▶ _Given entries_:
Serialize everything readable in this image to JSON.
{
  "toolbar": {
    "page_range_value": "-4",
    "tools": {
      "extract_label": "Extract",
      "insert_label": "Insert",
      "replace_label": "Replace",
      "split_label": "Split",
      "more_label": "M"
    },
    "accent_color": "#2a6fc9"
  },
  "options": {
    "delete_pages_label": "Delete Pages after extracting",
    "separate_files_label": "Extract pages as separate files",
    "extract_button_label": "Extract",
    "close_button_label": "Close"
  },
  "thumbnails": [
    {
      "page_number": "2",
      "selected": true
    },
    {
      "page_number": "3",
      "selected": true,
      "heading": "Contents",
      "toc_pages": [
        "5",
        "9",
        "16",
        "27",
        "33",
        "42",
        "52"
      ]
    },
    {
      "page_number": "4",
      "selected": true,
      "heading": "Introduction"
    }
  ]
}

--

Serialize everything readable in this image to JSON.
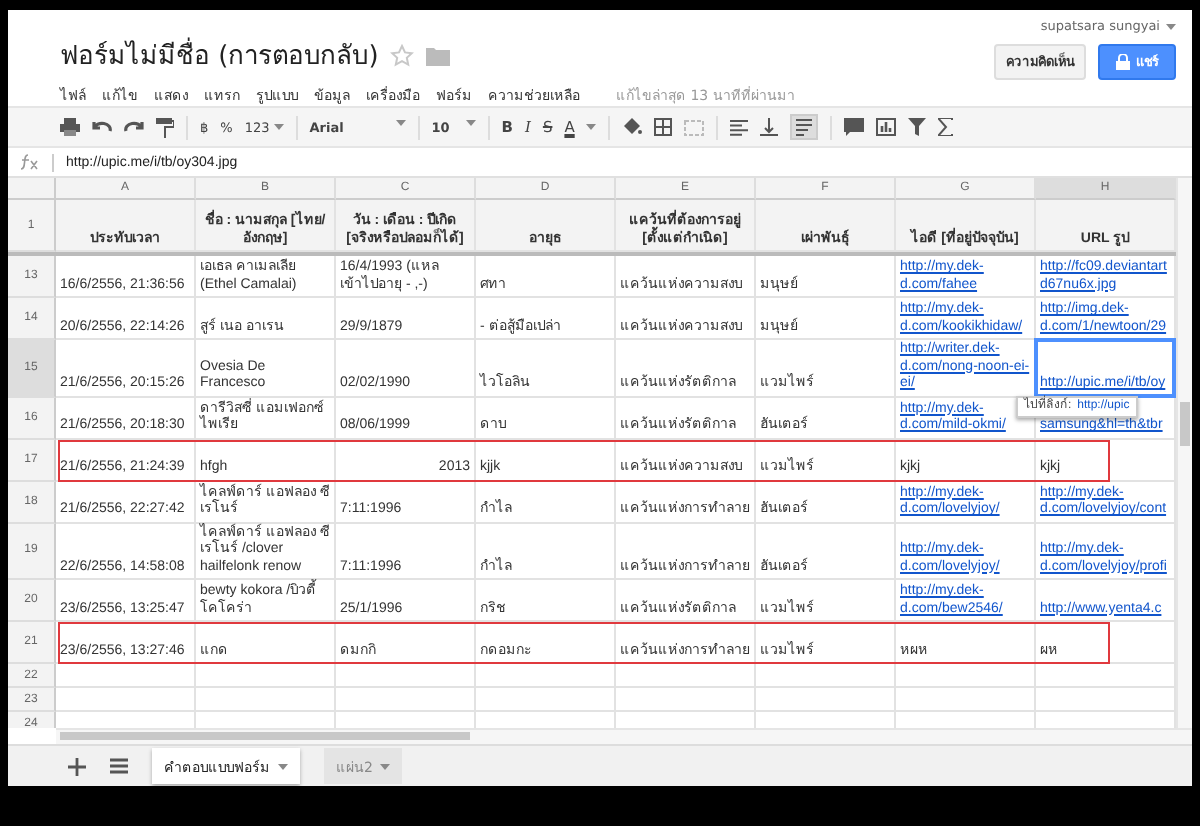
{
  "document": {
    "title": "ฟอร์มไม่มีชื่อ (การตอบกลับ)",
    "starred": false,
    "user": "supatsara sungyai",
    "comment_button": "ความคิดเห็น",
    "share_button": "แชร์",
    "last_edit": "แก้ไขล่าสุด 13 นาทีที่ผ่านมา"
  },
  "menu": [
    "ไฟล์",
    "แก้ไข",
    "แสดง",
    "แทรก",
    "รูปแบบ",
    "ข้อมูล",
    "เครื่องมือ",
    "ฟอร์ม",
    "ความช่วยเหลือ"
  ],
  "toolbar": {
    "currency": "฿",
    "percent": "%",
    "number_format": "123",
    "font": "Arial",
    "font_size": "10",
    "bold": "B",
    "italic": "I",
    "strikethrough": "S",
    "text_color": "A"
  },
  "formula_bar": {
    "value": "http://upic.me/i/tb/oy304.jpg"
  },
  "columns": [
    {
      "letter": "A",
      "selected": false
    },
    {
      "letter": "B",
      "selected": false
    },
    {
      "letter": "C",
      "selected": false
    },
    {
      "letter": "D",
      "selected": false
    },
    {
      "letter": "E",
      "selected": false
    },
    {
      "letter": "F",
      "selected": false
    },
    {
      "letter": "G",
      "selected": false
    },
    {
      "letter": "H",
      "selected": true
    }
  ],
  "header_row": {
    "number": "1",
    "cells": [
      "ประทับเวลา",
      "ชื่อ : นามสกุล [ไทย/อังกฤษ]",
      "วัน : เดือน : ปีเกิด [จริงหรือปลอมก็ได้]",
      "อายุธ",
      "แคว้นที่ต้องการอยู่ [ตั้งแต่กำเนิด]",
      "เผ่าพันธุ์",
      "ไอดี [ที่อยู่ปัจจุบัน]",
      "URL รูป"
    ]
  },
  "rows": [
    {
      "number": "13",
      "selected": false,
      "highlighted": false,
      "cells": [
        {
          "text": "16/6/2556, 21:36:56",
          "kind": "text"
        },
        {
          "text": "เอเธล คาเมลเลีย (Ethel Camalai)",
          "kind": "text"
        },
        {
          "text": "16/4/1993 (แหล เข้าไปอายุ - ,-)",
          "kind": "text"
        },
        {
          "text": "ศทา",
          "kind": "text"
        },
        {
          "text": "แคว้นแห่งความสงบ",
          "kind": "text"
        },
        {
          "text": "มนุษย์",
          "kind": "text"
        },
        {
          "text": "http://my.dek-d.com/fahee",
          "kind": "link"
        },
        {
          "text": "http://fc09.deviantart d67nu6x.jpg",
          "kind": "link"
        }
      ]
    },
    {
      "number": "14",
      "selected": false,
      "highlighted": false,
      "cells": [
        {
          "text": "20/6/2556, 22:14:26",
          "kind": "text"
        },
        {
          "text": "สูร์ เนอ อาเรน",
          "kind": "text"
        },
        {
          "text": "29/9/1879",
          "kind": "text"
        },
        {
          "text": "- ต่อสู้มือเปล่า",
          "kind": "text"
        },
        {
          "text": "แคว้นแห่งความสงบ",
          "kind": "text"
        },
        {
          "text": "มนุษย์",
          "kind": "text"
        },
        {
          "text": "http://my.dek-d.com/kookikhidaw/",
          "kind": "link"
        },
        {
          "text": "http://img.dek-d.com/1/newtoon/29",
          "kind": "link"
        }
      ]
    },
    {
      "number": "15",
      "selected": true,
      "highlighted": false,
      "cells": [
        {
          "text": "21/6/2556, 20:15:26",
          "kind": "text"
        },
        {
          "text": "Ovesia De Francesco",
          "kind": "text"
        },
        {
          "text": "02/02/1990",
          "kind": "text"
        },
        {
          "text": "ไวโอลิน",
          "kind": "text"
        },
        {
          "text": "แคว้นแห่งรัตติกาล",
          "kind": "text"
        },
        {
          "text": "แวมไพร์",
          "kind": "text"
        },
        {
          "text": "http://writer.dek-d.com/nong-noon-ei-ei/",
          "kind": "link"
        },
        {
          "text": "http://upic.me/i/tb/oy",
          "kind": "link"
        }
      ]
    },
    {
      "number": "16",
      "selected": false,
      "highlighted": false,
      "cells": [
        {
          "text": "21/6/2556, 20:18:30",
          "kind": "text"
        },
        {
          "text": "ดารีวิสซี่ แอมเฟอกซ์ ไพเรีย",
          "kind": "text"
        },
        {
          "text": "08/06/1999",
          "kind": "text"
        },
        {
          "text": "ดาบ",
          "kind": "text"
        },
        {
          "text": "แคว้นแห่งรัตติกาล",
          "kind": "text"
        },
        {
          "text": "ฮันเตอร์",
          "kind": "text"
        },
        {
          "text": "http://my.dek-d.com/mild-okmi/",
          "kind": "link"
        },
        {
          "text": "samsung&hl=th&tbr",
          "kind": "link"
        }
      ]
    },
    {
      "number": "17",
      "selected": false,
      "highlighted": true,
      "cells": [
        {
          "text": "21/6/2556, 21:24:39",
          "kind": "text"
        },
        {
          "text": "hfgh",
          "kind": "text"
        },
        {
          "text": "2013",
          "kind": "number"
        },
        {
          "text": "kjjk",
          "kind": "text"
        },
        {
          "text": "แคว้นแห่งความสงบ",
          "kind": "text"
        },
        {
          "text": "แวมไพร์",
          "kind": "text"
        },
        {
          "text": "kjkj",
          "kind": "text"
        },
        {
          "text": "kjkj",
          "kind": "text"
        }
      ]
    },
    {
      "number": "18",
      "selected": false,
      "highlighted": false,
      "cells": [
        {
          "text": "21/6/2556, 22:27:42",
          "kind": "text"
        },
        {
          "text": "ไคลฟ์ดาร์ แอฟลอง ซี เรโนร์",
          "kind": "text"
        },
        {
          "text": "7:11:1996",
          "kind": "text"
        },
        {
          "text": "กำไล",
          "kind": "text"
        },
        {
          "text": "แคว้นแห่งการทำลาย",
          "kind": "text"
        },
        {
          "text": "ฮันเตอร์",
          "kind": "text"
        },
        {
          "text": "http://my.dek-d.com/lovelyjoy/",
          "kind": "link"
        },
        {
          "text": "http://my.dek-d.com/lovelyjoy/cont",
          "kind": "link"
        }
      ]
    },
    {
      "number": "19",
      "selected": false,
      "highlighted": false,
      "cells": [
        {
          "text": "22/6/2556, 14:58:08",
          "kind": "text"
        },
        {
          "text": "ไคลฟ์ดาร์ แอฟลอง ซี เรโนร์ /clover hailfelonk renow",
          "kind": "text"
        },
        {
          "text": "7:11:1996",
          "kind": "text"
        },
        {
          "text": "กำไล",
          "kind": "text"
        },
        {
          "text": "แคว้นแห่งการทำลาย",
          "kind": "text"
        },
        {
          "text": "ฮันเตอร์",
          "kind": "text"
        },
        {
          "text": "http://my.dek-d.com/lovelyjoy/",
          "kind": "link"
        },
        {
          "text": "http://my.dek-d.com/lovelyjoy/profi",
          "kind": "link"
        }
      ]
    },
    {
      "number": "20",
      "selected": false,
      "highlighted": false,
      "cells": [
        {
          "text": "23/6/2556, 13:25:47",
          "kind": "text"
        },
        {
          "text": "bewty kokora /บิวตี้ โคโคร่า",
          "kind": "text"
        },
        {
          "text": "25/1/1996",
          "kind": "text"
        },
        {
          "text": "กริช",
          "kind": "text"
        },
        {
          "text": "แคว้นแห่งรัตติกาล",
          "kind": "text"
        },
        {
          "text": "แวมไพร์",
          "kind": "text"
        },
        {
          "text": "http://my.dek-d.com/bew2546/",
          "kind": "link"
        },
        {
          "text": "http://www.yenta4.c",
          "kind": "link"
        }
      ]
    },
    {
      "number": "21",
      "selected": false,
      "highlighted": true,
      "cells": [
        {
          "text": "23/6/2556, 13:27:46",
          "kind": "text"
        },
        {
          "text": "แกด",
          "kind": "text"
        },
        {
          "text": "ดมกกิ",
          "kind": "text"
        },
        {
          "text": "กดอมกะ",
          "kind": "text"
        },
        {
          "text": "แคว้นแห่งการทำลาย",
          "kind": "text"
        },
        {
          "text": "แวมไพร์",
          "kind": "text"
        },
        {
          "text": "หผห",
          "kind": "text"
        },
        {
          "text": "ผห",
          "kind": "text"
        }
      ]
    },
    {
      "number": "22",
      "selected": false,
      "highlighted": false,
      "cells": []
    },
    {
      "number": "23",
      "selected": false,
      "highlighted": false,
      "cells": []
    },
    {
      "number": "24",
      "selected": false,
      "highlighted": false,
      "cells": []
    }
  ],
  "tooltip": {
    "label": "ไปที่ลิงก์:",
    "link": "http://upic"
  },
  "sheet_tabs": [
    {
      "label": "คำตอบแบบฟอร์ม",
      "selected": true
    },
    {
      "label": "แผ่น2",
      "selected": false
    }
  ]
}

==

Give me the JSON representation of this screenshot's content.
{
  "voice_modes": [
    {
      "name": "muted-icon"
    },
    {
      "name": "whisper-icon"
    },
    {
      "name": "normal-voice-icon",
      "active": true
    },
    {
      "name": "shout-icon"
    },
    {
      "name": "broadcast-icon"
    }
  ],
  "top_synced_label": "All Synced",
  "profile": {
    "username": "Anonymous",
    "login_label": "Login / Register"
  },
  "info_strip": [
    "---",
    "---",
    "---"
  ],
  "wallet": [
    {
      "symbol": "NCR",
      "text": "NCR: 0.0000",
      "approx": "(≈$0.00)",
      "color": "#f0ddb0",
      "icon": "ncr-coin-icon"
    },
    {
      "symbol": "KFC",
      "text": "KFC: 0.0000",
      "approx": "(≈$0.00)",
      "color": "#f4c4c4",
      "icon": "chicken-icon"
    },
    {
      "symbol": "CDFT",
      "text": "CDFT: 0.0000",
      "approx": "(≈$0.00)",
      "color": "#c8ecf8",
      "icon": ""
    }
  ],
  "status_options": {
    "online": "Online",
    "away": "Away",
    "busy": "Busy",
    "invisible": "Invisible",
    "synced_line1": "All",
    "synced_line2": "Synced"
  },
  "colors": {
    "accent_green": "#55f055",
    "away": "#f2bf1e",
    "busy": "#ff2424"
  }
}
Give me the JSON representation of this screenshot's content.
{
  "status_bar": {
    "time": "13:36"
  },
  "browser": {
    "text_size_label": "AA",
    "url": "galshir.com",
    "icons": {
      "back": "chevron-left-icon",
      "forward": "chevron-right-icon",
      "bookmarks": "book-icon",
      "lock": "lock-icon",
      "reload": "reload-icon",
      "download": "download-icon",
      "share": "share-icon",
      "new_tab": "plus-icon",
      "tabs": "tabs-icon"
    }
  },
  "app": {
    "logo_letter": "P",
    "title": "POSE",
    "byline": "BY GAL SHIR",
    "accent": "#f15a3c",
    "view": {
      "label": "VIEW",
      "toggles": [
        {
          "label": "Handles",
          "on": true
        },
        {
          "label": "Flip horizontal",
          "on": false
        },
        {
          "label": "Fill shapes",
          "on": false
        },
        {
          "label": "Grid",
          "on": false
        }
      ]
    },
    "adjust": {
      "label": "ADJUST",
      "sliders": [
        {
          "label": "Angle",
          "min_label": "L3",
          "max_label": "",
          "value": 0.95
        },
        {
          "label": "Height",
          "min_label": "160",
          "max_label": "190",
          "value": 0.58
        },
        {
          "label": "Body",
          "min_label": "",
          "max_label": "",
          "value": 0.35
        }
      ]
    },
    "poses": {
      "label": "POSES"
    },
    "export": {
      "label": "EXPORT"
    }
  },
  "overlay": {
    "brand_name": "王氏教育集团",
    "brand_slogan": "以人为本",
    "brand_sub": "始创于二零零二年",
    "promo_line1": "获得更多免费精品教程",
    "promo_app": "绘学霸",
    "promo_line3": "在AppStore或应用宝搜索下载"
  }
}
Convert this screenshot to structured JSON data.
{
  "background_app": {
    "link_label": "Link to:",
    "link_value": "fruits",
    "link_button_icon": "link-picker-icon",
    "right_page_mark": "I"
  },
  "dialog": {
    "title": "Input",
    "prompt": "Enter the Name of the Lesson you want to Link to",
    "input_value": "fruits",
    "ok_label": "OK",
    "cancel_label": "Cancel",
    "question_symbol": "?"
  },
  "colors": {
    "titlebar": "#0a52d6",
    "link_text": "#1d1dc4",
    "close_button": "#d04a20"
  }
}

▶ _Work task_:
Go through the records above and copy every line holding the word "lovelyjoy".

▶ _Response to this exercise_:
          "text": "http://my.dek-d.com/lovelyjoy/",
          "text": "http://my.dek-d.com/lovelyjoy/cont",
          "text": "http://my.dek-d.com/lovelyjoy/",
          "text": "http://my.dek-d.com/lovelyjoy/profi",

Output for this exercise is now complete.